Week 8: I went back to work but not for long as I came down with a stomach bug! I was suffering with this on top of urine infections (which were almost weekly) and morning sickness, so I spent a week hardly able to do anything because I was so exhausted. I also started noticing my skin was becoming more sensitive and I was itching a lot on my arms, legs, chest and back.
Weeks 9-12: The morning sickness continued and worsened in severity, and I was strongly advised to take anti-sickness medication, which did make a difference. I was still struggling to eat, so was relying on snacking (and the odd bacon butty…) and silly things like doing the food shopping was impossible. My pain had really settled by this point and my bump was starting to show around week 10/11, and my face had become more rounded. My skin unfortunately flared up quite a bit around my chin, which we put down to all the hormone fluctuations, and I was experiencing intense fatigue that meant I was in bed so early I hardly saw my husband!
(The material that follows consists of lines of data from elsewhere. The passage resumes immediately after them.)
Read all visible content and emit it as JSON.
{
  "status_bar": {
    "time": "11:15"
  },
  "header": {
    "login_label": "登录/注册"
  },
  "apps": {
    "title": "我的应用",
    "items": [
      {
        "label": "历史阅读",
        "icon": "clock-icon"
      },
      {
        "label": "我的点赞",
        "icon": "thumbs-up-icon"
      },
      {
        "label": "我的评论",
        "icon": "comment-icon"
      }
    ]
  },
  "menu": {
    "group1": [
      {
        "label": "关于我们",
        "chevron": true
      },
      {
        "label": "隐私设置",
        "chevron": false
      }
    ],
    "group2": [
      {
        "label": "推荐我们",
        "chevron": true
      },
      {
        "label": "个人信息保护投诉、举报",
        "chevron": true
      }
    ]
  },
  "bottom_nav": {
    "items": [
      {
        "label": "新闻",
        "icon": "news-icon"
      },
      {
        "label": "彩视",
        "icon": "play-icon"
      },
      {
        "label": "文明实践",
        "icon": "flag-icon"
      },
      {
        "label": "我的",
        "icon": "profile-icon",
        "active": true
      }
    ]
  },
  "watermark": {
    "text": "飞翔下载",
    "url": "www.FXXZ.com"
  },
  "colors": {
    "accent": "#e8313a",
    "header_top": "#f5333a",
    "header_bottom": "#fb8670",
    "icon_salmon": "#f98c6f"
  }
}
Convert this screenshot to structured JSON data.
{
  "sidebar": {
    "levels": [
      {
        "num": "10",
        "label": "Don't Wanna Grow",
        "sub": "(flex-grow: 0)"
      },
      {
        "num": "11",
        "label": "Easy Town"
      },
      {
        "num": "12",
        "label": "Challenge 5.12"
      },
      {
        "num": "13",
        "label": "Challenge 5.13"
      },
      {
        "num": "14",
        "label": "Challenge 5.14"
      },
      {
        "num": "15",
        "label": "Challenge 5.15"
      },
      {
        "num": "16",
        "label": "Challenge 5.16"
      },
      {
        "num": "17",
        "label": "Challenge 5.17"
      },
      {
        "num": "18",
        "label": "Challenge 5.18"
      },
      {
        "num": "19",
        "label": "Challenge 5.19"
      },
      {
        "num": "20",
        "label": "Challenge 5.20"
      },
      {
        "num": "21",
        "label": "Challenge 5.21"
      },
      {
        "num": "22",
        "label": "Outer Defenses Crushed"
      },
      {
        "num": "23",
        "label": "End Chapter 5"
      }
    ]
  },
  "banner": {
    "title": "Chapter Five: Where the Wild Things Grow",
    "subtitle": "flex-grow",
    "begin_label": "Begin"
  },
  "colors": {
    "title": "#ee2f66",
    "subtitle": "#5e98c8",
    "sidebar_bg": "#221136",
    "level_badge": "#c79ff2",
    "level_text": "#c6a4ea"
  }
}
Cravings: my only main cravings were strawberries, pineapple and pizza (specifically from Pizza Hut!). Even now fruit is my most favourite thing to eat.
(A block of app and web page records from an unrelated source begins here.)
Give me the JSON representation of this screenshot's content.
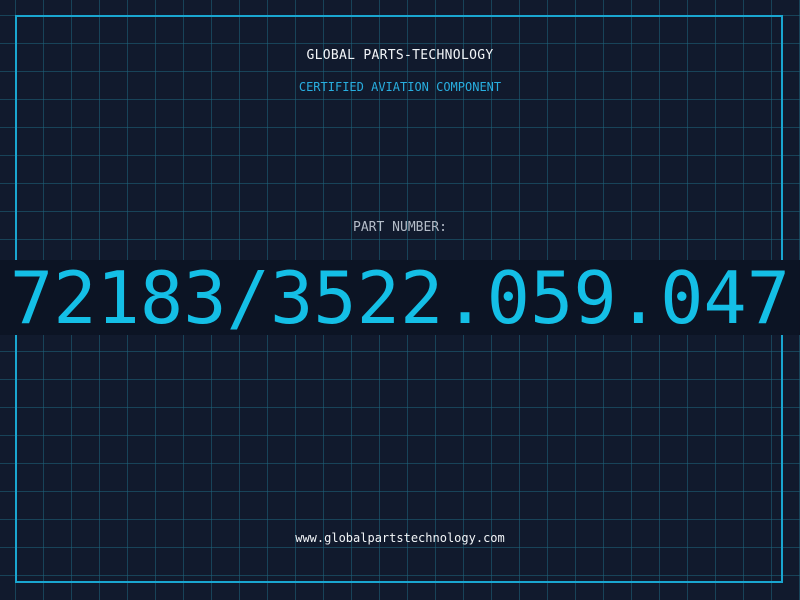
{
  "header": {
    "brand": "GLOBAL PARTS-TECHNOLOGY",
    "tagline": "CERTIFIED AVIATION COMPONENT"
  },
  "part": {
    "label": "PART NUMBER:",
    "number": "72183/3522.059.047"
  },
  "footer": {
    "website": "www.globalpartstechnology.com"
  },
  "colors": {
    "background": "#111a2d",
    "grid": "#1e647d",
    "accent": "#14bfe6",
    "text": "#f2f5f8"
  }
}
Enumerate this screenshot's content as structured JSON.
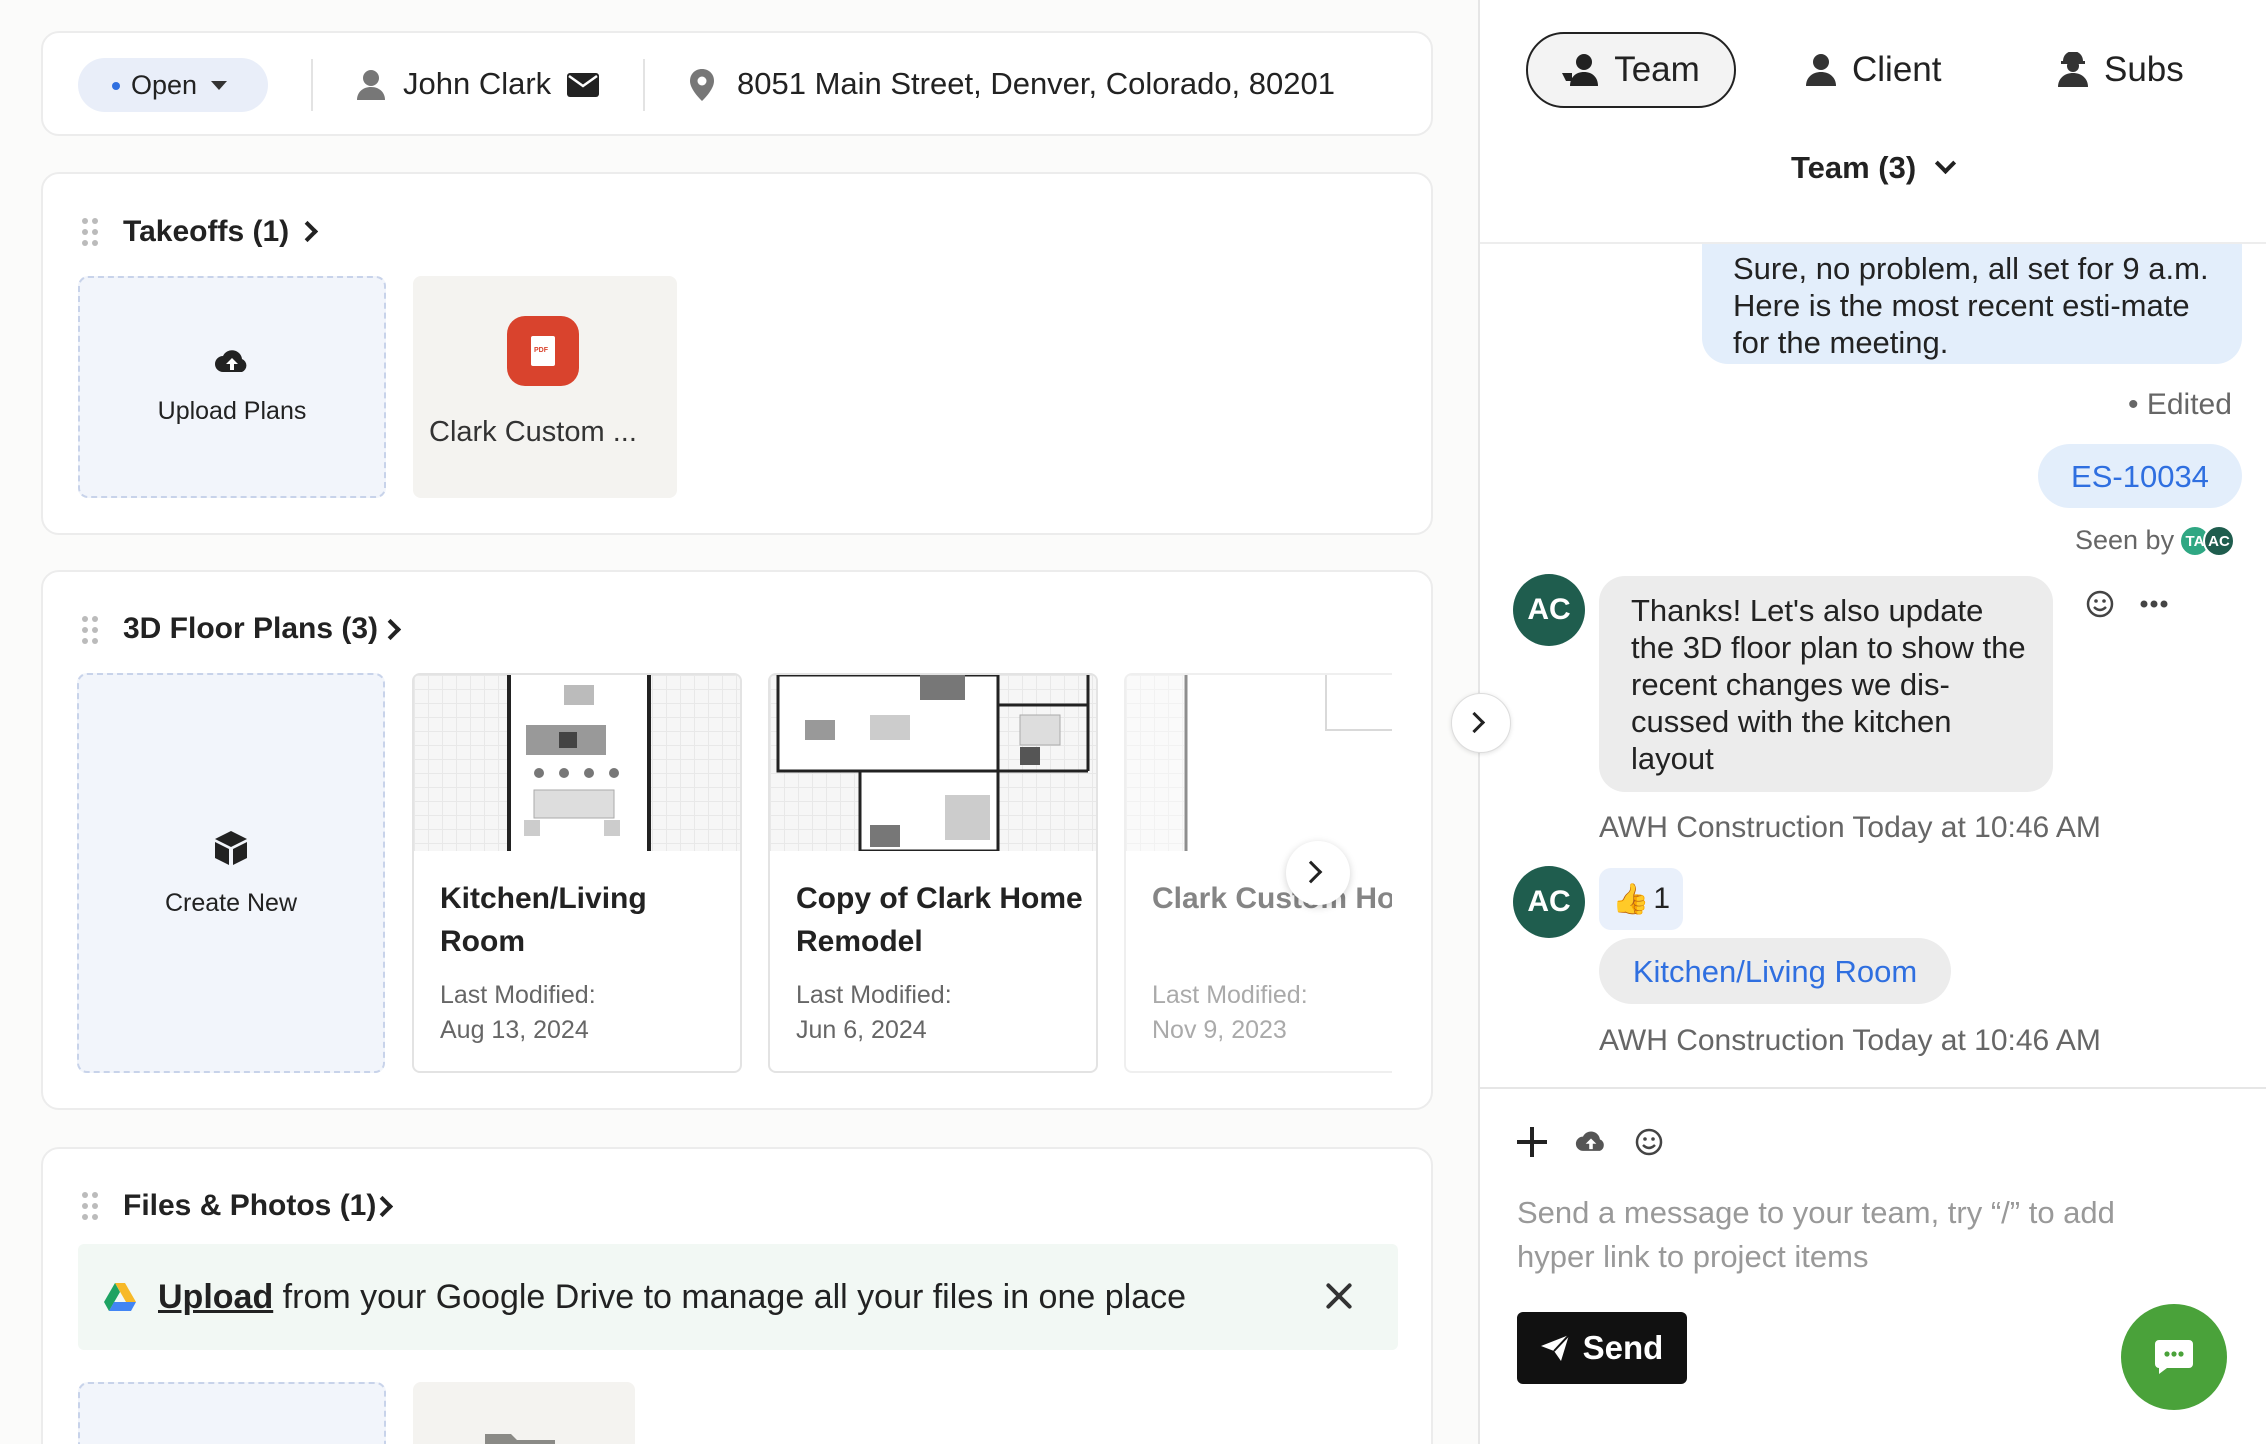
{
  "header": {
    "status": "Open",
    "client_name": "John Clark",
    "address": "8051 Main Street, Denver, Colorado, 80201"
  },
  "takeoffs": {
    "title": "Takeoffs (1)",
    "upload_label": "Upload Plans",
    "files": [
      {
        "name": "Clark Custom ...",
        "icon": "pdf-icon",
        "badge": "PDF"
      }
    ]
  },
  "floor_plans": {
    "title": "3D Floor Plans (3)",
    "create_label": "Create New",
    "items": [
      {
        "title": "Kitchen/Living Room",
        "meta_label": "Last Modified:",
        "date": "Aug 13, 2024"
      },
      {
        "title": "Copy of Clark Home Remodel",
        "meta_label": "Last Modified:",
        "date": "Jun 6, 2024"
      },
      {
        "title": "Clark Custom Home",
        "meta_label": "Last Modified:",
        "date": "Nov 9, 2023"
      }
    ]
  },
  "files_photos": {
    "title": "Files & Photos (1)",
    "banner_link": "Upload",
    "banner_text": "from your Google Drive to manage all your files in one place"
  },
  "chat": {
    "tabs": [
      {
        "label": "Team",
        "icon": "team-icon",
        "active": true
      },
      {
        "label": "Client",
        "icon": "client-icon",
        "active": false
      },
      {
        "label": "Subs",
        "icon": "subs-icon",
        "active": false
      }
    ],
    "team_select": "Team (3)",
    "messages": {
      "out_1": "Sure, no problem, all set for 9 a.m. Here is the most recent esti-mate for the meeting.",
      "edited": "• Edited",
      "out_2_link": "ES-10034",
      "seen_by": "Seen by",
      "seen_avatars": [
        "TA",
        "AC"
      ],
      "in_1_initials": "AC",
      "in_1": "Thanks! Let's also update the 3D floor plan to show the recent changes we dis-cussed with the kitchen layout",
      "in_1_meta": "AWH Construction Today at 10:46 AM",
      "in_2_initials": "AC",
      "in_2_reaction": "👍",
      "in_2_reaction_count": "1",
      "in_2_link": "Kitchen/Living Room",
      "in_2_meta": "AWH Construction Today at 10:46 AM"
    },
    "compose": {
      "placeholder": "Send a message to your team, try “/” to add hyper link to project items",
      "send_label": "Send"
    }
  },
  "colors": {
    "accent_blue": "#2f6fe0",
    "avatar_green": "#1f5d4e",
    "fab_green": "#4aa23a",
    "pdf_red": "#d9432d"
  }
}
Scans: we had scans at 5 weeks, 6 weeks, 12 weeks and 13 weeks (we’ve also had a few extra as the weeks have gone by – keep your eyes peeled for my second trimester post!)
Midwife: I first saw our community midwife at around 9 weeks and we booked into the hospital I would like to give birth in. We also had our specialist obstetrician appointment made due to the complications I have had throughout and my complex medical history.
Medication: I managed to wean off my regular pain relief at around 7/8 weeks – partly because I was battling with severe morning sickness and a stomach bug – and, up until a few days ago, was only taking paracetamol as needed.
Endometriosis: Pain-free for the initial couple of weeks, severe pain from around weeks 4-6, and then almost complete relief until probably week 13. It is a complete myth that pregnant patients with Endometriosis will be “cured”, experience “total relief” or have “no problems”, and I have had this confirmed by my specialist obstetrician team. There is also a lot of evidence online and several forum groups that discuss how Endometriosis can often remain unchanged throughout pregnancy.
Adenomyosis: I’d say it’s hard to distinguish between my Endo and Adeno pain sometimes, however, it has followed a similar pattern to what I have described above.
Interstitial Cystitis: I experienced almost weekly urine infections from the moment I fell pregnant. This can be due to the way hormones change the urethra, however the frequency that I have had them is due to my I.C. I remember my specialist urologist telling me that pregnancy was a bit hit and miss – it would either make it loads better or loads worse. I have been infection-free since the end of February, but have experienced a lot of other urinary symptoms (there will be a future post!).
M.E./CFS: my M.E./CFS is fairly well-controlled, and is definitely linked to my pain – if I have periods of severe pain, my fatigue will often follow in flaring up. Pregnancy is renowned for causing fatigue, so I think at times I have just experienced it being just that bit more intense and often accompanied with the typical M.E./CFS symptoms such as aching legs/muscles, joint pain and brain fog. Initially it was more prevalent in the earlier weeks, and I would get home from work, have dinner then go to bed, but it feels better now.
Keep up-to-date with my pregnancy journey by following my Instagram account, @endobunny!